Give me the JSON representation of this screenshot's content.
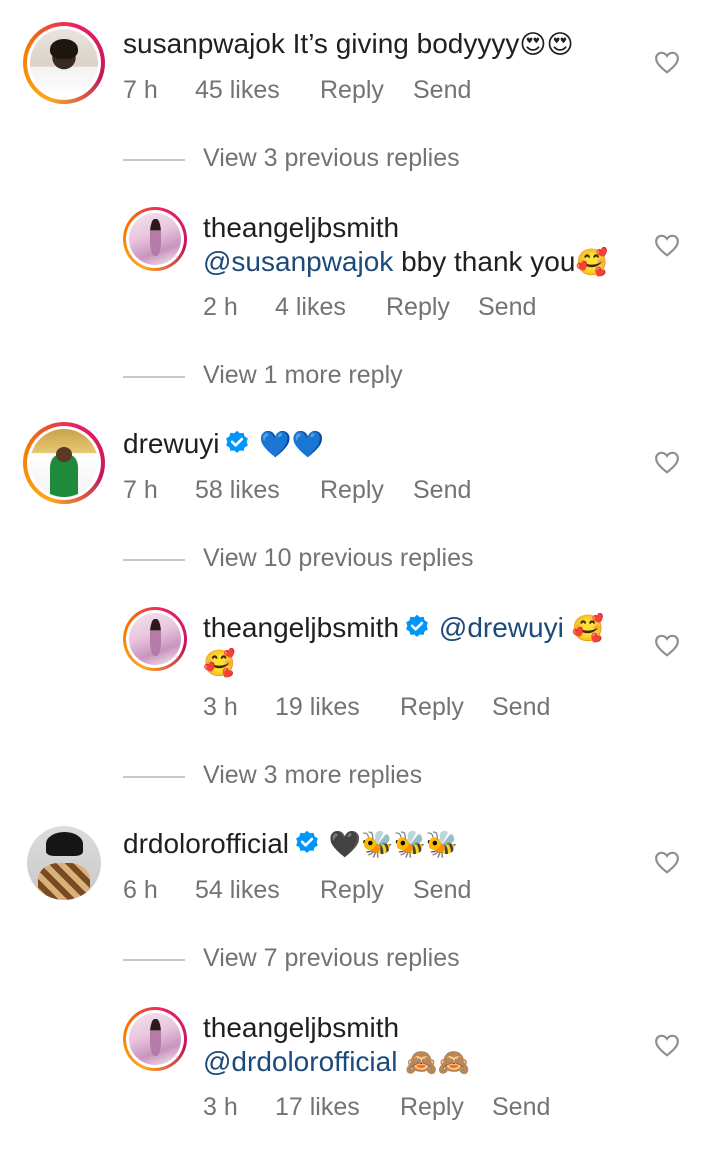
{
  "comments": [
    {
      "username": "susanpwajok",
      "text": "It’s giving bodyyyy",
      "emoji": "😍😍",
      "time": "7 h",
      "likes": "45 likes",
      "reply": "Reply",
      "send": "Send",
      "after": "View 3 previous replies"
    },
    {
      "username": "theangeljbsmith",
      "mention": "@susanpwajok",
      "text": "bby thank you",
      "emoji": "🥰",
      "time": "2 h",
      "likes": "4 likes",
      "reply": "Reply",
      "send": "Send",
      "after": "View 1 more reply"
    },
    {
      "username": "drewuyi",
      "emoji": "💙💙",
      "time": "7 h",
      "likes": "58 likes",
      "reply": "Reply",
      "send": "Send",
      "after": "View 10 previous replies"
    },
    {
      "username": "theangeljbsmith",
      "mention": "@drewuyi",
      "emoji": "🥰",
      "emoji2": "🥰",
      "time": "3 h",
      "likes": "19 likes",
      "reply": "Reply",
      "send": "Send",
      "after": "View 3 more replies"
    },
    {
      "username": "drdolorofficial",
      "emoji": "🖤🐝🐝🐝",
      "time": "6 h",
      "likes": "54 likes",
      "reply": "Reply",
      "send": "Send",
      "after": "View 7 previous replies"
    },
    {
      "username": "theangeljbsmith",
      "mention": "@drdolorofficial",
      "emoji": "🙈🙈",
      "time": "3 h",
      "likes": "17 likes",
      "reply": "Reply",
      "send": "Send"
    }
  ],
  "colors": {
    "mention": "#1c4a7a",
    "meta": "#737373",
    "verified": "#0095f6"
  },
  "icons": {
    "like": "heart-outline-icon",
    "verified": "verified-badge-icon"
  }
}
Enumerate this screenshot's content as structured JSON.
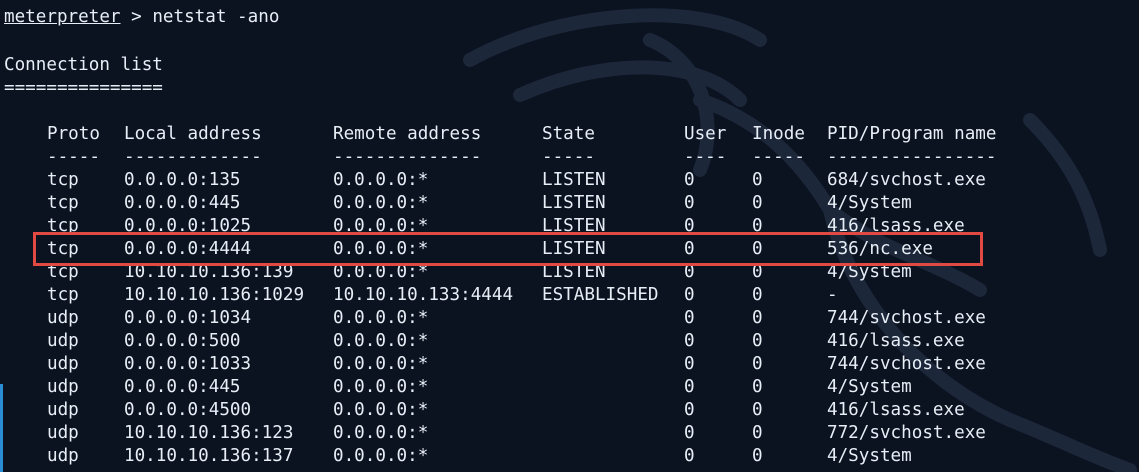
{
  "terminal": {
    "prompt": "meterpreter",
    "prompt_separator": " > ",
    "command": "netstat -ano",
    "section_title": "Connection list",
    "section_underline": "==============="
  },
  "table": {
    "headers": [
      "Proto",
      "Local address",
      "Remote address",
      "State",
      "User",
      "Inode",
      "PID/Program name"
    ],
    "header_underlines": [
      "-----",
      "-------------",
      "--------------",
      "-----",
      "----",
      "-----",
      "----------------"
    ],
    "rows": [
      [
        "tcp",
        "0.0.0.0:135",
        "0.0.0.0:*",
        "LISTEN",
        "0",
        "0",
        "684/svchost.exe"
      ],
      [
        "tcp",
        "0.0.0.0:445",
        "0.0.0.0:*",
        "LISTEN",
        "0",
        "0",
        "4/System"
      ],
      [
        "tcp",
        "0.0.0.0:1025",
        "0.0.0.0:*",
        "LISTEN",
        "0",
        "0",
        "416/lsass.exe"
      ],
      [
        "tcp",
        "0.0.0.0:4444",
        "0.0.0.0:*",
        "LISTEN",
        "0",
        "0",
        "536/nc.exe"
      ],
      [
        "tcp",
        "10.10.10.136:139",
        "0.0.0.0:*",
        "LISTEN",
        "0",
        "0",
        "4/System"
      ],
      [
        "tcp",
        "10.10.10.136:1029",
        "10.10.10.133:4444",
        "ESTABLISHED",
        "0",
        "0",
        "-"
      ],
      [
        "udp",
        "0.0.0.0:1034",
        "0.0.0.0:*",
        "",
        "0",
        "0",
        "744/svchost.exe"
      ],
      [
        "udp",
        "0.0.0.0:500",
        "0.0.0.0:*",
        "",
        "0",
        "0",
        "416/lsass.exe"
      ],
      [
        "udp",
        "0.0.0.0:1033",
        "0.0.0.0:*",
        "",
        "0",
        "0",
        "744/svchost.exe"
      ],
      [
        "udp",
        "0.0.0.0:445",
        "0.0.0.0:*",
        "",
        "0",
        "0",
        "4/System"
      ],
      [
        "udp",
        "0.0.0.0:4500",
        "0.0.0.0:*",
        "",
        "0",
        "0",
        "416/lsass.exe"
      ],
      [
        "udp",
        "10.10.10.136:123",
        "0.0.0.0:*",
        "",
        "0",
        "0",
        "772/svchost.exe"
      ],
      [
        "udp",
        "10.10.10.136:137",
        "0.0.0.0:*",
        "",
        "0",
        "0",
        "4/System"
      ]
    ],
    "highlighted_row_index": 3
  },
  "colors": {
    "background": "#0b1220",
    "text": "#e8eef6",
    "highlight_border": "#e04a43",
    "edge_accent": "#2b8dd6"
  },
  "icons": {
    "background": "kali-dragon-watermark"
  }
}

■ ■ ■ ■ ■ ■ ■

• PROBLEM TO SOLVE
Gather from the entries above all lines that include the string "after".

• TASK RESPONSE
      "after": "View 3 previous replies"
      "after": "View 1 more reply"
      "after": "View 10 previous replies"
      "after": "View 3 more replies"
      "after": "View 7 previous replies"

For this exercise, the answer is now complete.